On my first trip out of town, Sam took me over to a town near the Benin border. It included a stop at an old holding compound where men who would become slaves in America were held until the ships came. To see it, smell it, and touch it left me speechless.
On different weekend trips we headed out of town for a walk around the mountain top village (Kpalimé, Agbédjikpo), for a festive lunch & dance (Assahoun) and to play in West Africa’s biggest waterfall near Hohoe, Ghana. If I were to do it again, I would reserve some time to explore the countryside further north and maybe visit the game parks of Ghana and Benin.
The Projects Abroad team with Kwame, Dalphine, Koffi and Sam do a great job making sure the placements are working and seeing that the volunteers are well supported. I want to thank Mama Beau and her loving family for taking great care of me in her beautiful home in Togo.

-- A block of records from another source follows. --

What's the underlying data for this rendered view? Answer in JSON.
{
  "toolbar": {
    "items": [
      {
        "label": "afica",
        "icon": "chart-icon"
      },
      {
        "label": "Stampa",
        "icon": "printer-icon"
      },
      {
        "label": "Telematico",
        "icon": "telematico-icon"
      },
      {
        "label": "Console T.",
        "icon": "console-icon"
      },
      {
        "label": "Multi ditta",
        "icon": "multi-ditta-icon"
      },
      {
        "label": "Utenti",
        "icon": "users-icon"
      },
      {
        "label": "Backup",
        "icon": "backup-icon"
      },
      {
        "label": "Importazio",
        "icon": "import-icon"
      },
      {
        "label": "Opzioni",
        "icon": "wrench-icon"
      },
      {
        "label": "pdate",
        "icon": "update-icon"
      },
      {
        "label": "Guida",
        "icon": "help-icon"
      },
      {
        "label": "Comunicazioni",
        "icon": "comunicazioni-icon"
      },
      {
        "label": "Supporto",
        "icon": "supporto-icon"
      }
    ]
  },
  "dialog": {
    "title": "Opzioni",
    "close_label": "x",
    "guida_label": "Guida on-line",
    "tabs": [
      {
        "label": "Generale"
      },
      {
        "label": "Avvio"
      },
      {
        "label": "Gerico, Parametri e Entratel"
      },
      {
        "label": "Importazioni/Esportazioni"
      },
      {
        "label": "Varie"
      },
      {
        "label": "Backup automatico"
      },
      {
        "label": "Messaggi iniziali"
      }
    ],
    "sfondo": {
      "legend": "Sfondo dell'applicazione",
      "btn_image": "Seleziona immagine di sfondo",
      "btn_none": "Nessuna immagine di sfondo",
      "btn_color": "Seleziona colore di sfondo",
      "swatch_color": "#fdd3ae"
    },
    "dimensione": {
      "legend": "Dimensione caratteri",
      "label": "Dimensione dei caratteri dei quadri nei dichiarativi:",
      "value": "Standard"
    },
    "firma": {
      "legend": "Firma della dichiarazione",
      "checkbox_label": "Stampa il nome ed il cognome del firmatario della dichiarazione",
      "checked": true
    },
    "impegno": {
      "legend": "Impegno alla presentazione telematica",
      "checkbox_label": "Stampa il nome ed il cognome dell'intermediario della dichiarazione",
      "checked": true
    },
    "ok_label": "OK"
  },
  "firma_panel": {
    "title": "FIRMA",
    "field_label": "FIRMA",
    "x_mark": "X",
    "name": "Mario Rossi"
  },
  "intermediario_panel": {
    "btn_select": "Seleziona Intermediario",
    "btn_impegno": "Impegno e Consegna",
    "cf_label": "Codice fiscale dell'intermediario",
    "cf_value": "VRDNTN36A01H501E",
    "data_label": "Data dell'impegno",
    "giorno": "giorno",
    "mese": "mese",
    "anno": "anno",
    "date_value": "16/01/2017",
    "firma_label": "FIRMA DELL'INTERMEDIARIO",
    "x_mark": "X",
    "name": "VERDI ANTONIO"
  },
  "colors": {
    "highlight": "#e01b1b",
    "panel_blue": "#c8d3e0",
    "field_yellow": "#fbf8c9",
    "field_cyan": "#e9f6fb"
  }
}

Lastly, to the many great volunteers I met from around the world ... Mel, Jutta and of course my dearest Jessie ... what will Kwame do now that Jessie has left town!? I met so many great people though this experience that it is hard to mention them all, but they have all left me with great memories from a unique experience. I can only hope that I have offered some of the same in return.
Thanks Projects Abroad.
Ce témoignage est basé sur l’expérience unique d’un volontaire à un certain moment donné. Nos projets s’adaptent constamment aux besoins locaux, ils évoluent au fur et à mesure que des volontaires s’impliquent et s’adaptent aux saisons, ainsi votre expérience sur place pourra être différente de celle décrite ici. Pour en savoir plus sur cette mission, vous pouvez consulter la page de ce projet ou bien contacter l’un de nos conseillers de volontaires.